The North Shore Road is now open as far as Cinnamon Bay, where they have found the campground a mess. The Park Service is trying to get a couple of them habitable for rangers who are coming in to help out.
At Trunk Bay, huge trees are stacked up and several park houses have sustained damage including some old traditional houses – Trunk Bay House and Island Fancy, which was immortalized in the book “Grandma Raised the Roof” by Ethel McCully.
The National Park’s rangers have been authorized to extend their jurisdiction to the entire island, as opposed to just the park, so they can assist with law enforcement. That’s needed, because there are still those trying to take advantage of the situation.

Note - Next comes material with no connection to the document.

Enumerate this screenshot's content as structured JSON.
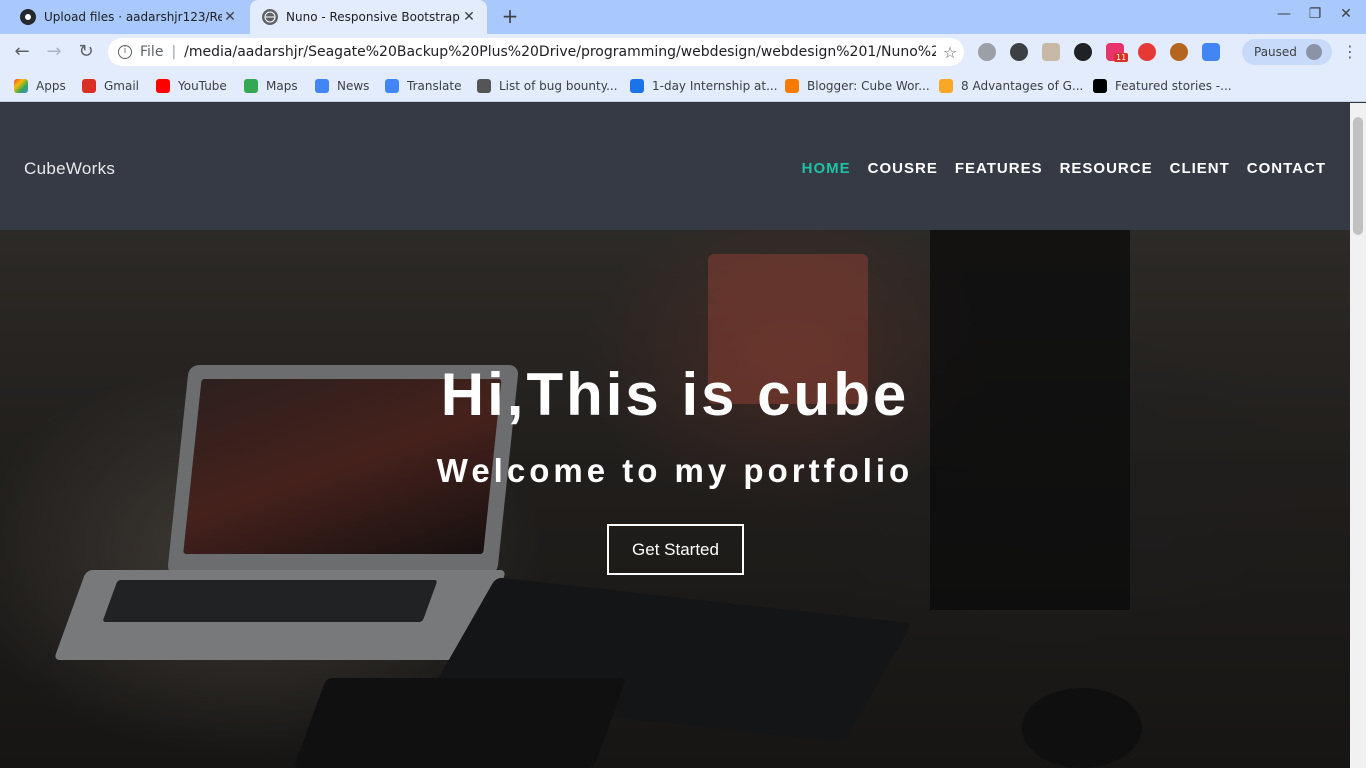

Amier Salem, whose family owns the Bayside Mini-Market in Cruz Bay, has been living in the store as he tries to get home to St. Thomas. He said Wednesday during the storm people wearing masks were out robbing local businesses. They came to his store, he said, and he shined his light on them and yelled “Don’t try it.”
“They knew who I was and they went away,” he said.

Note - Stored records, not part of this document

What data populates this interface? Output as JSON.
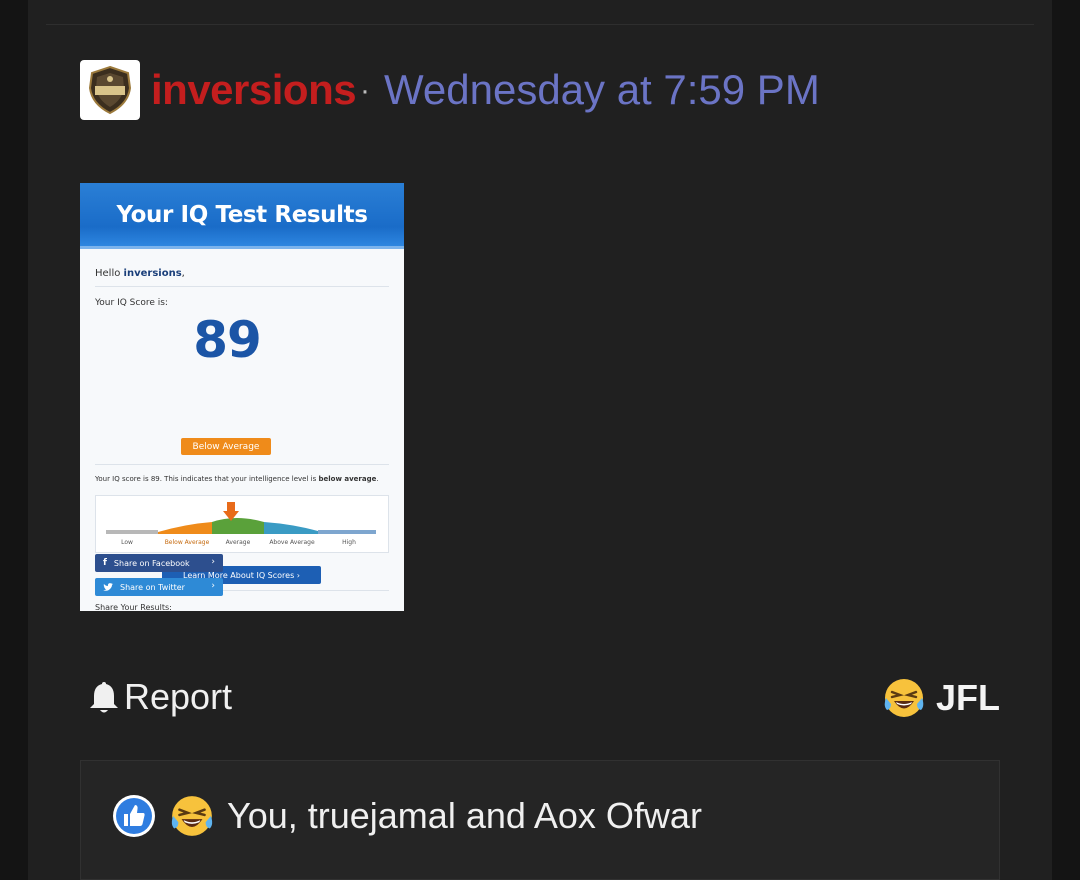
{
  "post": {
    "author": "inversions",
    "separator": "·",
    "timestamp": "Wednesday at 7:59 PM",
    "colors": {
      "author": "#c41e1e",
      "timestamp": "#6b74c5",
      "background": "#202020"
    }
  },
  "attachment": {
    "title": "Your IQ Test Results",
    "greeting": "Hello",
    "greeting_name": "inversions",
    "greeting_suffix": ",",
    "score_label": "Your IQ Score is:",
    "score": "89",
    "rating": "Below Average",
    "verdict_prefix": "Your IQ score is 89. This indicates that your intelligence level is",
    "verdict_emphasis": "below average",
    "verdict_suffix": ".",
    "scale": [
      {
        "label": "Low",
        "color": "#b8b8b8"
      },
      {
        "label": "Below Average",
        "color": "#ef8b1a"
      },
      {
        "label": "Average",
        "color": "#5aa13a"
      },
      {
        "label": "Above Average",
        "color": "#3a9bc4"
      },
      {
        "label": "High",
        "color": "#7ea6cf"
      }
    ],
    "learn_more": "Learn More About IQ Scores ›",
    "share_label": "Share Your Results:",
    "share_facebook": "Share on Facebook",
    "share_twitter": "Share on Twitter",
    "chevron": "›"
  },
  "actions": {
    "report_label": "Report",
    "reaction_label": "JFL"
  },
  "reactions": {
    "summary": "You, truejamal and Aox Ofwar"
  }
}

He was luckier than Josephine Jansen, who four months ago opened a bar call Slim Man Snack Dragon in Coral Bay. She had been blockaded in her home by debris and wasn’t able to get out until Saturday. When she finally got to her business she found that people had broken in looted it of the beer, liquor and other goods.

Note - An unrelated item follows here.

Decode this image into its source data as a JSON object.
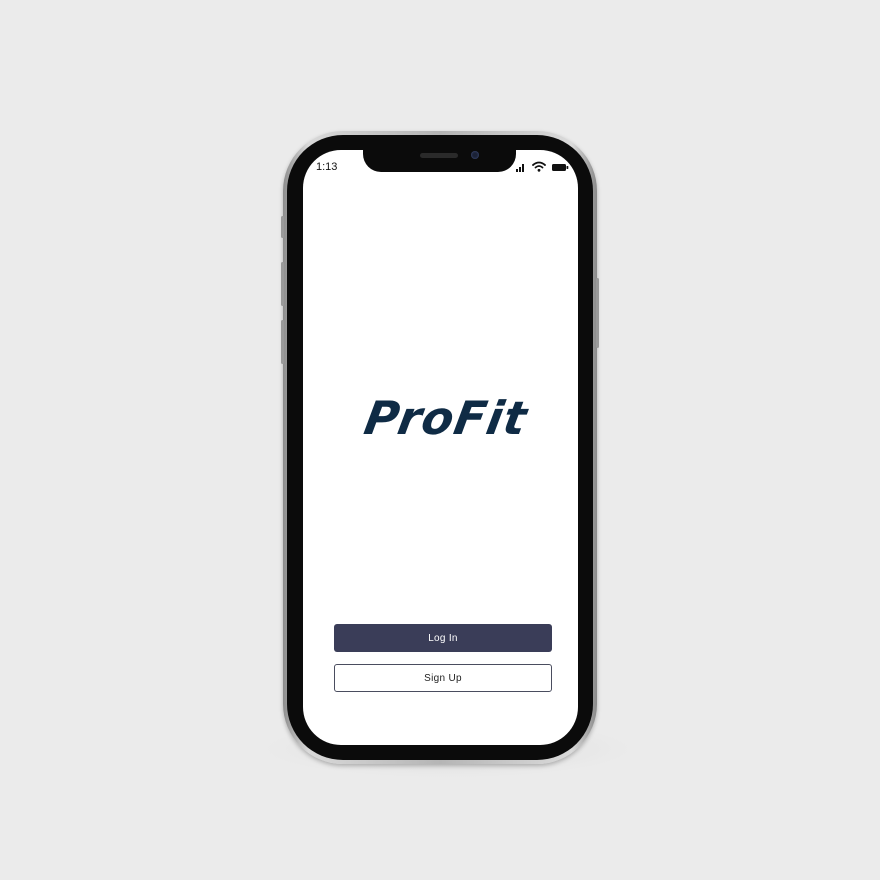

Communication and supplies
Incident commander John Bergeron said the V.I. Government is working to get ferry service running to the island.
They also are trying to put up temporary power on Bordeaux Mountain for cell phone communication. And an unofficial team of computer guys from St. John are working to get a Wi-Fi hot spot set up.
In Cruz Bay, locals have discovered they can get cell service – sometimes spotty and static laden, but still cell service – at the balcony of the Boulon Center. For the past two days as many as 200 people have congregated there trying to get word out to friends and family about conditions on the island, along with the simple message that they are alive.
But the first priorities, Bergeron said, are fuel food and water. St. John is running low on diesel fuel to power generators, so they’re trying to get one of the oil barges to bring back diesel fuel.
FEMA gave out food and household supplies, food, paper towels, toilet paper and water at the ballpark at Julius Sprauve School. They have said they will be there every day at noon.
Odds and Ends
East Island Excursion of Puerto Rico has sent three boatloads of supplies from Puerto Rico to St. John, all donated by civilians. On the return trips the boats have taken people back to Puerto Rico, where they can get flights out.
Karmen Lewis, from Detroit Lake, Minnesota, said she has been visiting St. John for 22 years she from Detroit Lake Minn. She was house sitting on the island when the storm hit, and the house was badly damaged. But she has worked since the storm, volunteering helping others clean up their houses.
“As long as everyone’s safe, that’s all I care about it,” she said.
Ryan Sharkey, a St. Johnian for five and a half years who runs an eatery called 420 to Center, has had his business designated as a disaster center.
He woke up the morning after the storm and was walking around when he saw some others. They went back to his establishment and he started cooking stuff from the freezer. People started coming over. Then some ladies from the Red Cross came and told him, “We’re designating you as a Red Cross center.”
“We don’t have a T-shirt or hat yet,” Sharkey said, but he started feeding police and emergency rescue personnel. People have dropped off food donations, including some restaurants that haven’t been able to reopen.
He has served about 1,000 meals since Thursday.
At the Sprauve School shelter, people are still sleeping on tables and on the floor due to a shortage of cots. Eighty people there Saturday night, and school cook Deverell Alfred, has served 300 meals.
St. John’s ice house was damaged during the storm but has begun producing water again and hopes to be producing ice soon.
Wind damage in the Grumswald area including heavily damaging a catering business, and flipping several vehicles on their roofs. The Chateau Bordeaux also was damaged.
Source reporter Judi Shimel contributed to this report.